◆ What you will do: Every line in the records below that holds "screenshot" must be identified and copied.

◆ Data records for software interfaces:

* * * *

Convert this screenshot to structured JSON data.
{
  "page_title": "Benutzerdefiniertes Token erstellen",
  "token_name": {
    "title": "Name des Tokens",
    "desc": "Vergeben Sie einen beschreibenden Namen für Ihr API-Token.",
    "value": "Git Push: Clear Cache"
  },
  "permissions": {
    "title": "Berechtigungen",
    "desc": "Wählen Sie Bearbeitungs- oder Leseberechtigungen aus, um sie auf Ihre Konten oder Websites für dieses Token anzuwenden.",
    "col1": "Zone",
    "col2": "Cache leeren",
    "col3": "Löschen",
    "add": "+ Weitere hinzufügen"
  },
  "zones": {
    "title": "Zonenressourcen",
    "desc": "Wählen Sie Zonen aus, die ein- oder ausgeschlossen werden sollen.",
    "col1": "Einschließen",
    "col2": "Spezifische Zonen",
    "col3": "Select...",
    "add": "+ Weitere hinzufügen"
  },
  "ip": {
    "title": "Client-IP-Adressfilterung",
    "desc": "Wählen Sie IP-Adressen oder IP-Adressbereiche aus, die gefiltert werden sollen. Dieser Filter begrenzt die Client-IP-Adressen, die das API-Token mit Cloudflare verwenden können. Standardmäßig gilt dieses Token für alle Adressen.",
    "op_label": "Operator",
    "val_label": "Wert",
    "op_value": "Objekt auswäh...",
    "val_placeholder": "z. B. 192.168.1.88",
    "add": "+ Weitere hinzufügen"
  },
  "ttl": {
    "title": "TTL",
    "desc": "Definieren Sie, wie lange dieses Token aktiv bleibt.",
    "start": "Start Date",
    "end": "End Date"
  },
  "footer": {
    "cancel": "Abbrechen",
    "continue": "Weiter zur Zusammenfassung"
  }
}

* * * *

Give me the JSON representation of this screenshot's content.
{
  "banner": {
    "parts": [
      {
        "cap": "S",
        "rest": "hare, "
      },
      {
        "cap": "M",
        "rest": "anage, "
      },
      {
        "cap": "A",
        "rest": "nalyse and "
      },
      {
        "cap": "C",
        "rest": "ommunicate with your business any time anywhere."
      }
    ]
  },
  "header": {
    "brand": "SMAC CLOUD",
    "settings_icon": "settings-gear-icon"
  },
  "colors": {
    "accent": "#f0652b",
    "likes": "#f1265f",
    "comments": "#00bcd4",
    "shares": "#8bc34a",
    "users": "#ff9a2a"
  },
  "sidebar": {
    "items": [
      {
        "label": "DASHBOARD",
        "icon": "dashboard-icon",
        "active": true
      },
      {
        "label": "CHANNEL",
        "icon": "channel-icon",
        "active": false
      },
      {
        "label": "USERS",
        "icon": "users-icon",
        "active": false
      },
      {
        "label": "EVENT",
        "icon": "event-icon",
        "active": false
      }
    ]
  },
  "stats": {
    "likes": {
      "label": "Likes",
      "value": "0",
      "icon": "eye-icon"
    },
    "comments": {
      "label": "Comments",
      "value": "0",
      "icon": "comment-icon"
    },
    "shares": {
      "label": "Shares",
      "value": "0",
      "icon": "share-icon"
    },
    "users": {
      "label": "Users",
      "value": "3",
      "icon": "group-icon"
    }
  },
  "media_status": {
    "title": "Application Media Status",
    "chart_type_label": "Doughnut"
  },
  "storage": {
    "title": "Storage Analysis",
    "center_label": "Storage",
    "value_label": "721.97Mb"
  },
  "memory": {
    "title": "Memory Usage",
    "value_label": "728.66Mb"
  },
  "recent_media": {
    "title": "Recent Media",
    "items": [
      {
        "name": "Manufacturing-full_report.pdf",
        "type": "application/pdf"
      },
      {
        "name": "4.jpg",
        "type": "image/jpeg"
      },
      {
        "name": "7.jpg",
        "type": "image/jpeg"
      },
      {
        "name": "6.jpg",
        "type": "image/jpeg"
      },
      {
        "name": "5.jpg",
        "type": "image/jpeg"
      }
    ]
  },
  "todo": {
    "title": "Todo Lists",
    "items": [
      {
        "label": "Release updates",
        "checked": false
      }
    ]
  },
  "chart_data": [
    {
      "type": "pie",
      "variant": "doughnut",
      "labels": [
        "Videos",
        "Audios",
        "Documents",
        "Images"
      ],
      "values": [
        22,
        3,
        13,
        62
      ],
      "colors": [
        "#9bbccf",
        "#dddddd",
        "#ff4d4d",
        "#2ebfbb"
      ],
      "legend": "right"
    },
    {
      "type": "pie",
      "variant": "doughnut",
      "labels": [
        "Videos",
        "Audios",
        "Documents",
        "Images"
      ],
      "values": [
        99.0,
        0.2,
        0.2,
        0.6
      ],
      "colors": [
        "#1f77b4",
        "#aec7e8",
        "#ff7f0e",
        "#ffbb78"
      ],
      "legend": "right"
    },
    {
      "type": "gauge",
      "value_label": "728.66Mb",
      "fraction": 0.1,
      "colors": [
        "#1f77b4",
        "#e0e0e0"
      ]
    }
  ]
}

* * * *

◆ Exercise response:
Convert this screenshot to structured JSON data.
Give me the JSON representation of this screenshot's content.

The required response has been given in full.